Determinants of heat stress and strain in electrical utilities workers across North America as assessed by means of an exploratory questionnaire

J Occup Environ Hyg. 2022 Jan;19(1):12-22. doi: 10.1080/15459624.2021.2001475. Epub 2021 Dec 16.

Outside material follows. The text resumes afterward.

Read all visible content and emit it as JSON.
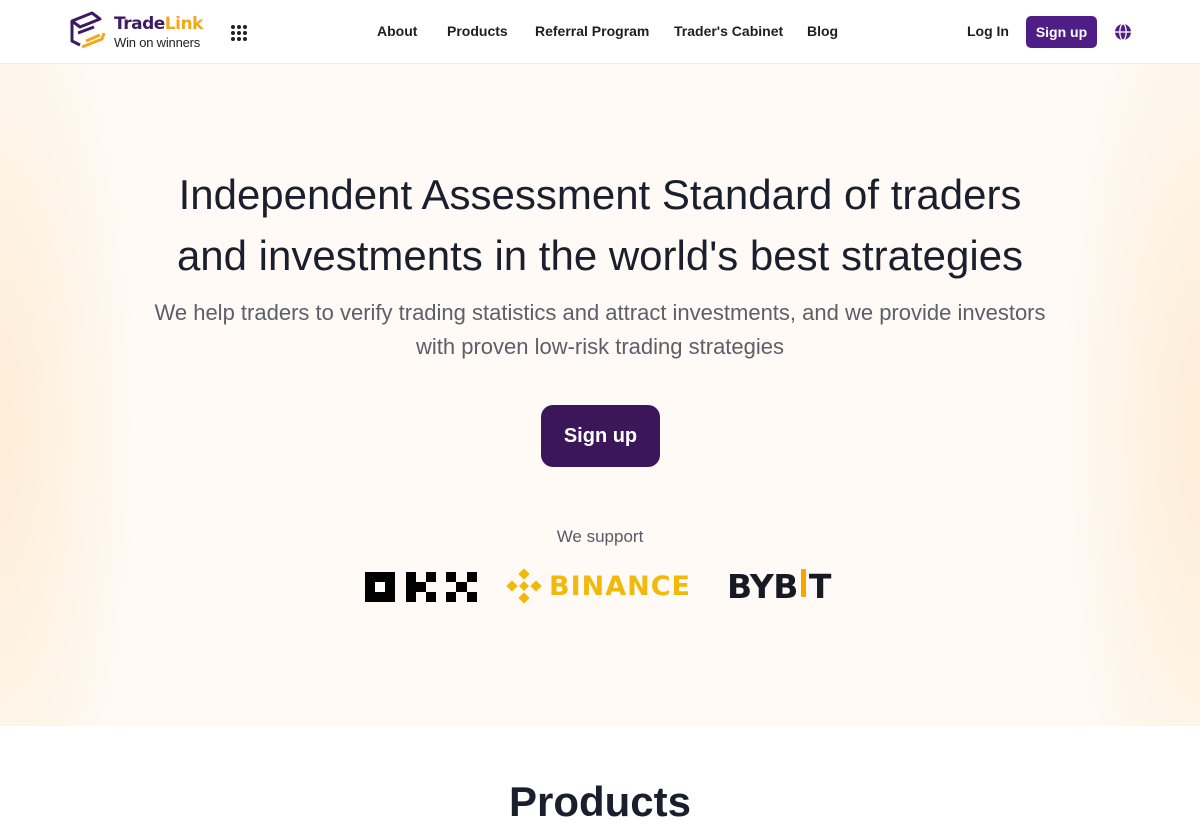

Previous field studies monitoring small groups of participants showed that heat stress in the electrical utilities industry may be detrimental to worker health and safety. Our aim in this study was to characterize heat stress and strain in electrical utilities workers across North America. A total of 428 workers in the power generation, transmission, and distribution industry across 16 U.S. states and 3 Canadian Provinces completed a two-part on-line questionnaire anonymously. The first part comprised 13 general questions on the employee's workplace location, role in the organization, years of experience, general duties, average work shift duration, and other job-related information. It also included two questions on self-reported heat stress. The second part consisted of the "Heat Strain Score Index" (HSSI), a validated questionnaire which evaluates heat stress at the workplace as "safe level" (score ≤13.5: worker experiences no/low heat strain), "caution level" (score 13.6 to 18.0: moderate risk for heat strain), and "danger level" (score >18.0: high risk for heat strain). In addition to the survey, we obtained meteorological data from weather stations in proximity (12.3 ± 12.2 km) to the work locations. Based on the HSSI, 32.9%, 22.3%, and 44.4% of the responders' workplaces were diagnosed as "safe level," "caution level," and "danger level," respectively. The HSSI varied significantly depending on the occupation from 4.9 ± 3.2 in contact center workforce to 19.1 ± 5.4 in mechanics (p < 0.001), and demonstrated moderate linear relationships with summertime (June, July, August) midday air temperature (r = 0.317, p < 0.001) and outdoor midday Wet-Bulb Globe Temperature (r = 0.322, p < 0.001). The highest HSSI was observed in mechanics, machine operators in line installations, line workers, electricians, and meter-readers. We conclude that electrical utilities workers experience instances of severe environmental heat stress resulting in elevated levels of heat strain, particularly when performing physically demanding tasks (e.g., manually climbing utility poles, installing lines).

Keywords: Hyperthermia; WBGT; occupational health; physical work.

Publication types

  • Research Support, Non-U.S. Gov't

MeSH terms

  • Canada
  • Heat Stress Disorders* / epidemiology
  • Heat-Shock Response
  • Hot Temperature
  • Humans
  • Occupational Exposure*
  • Surveys and Questionnaires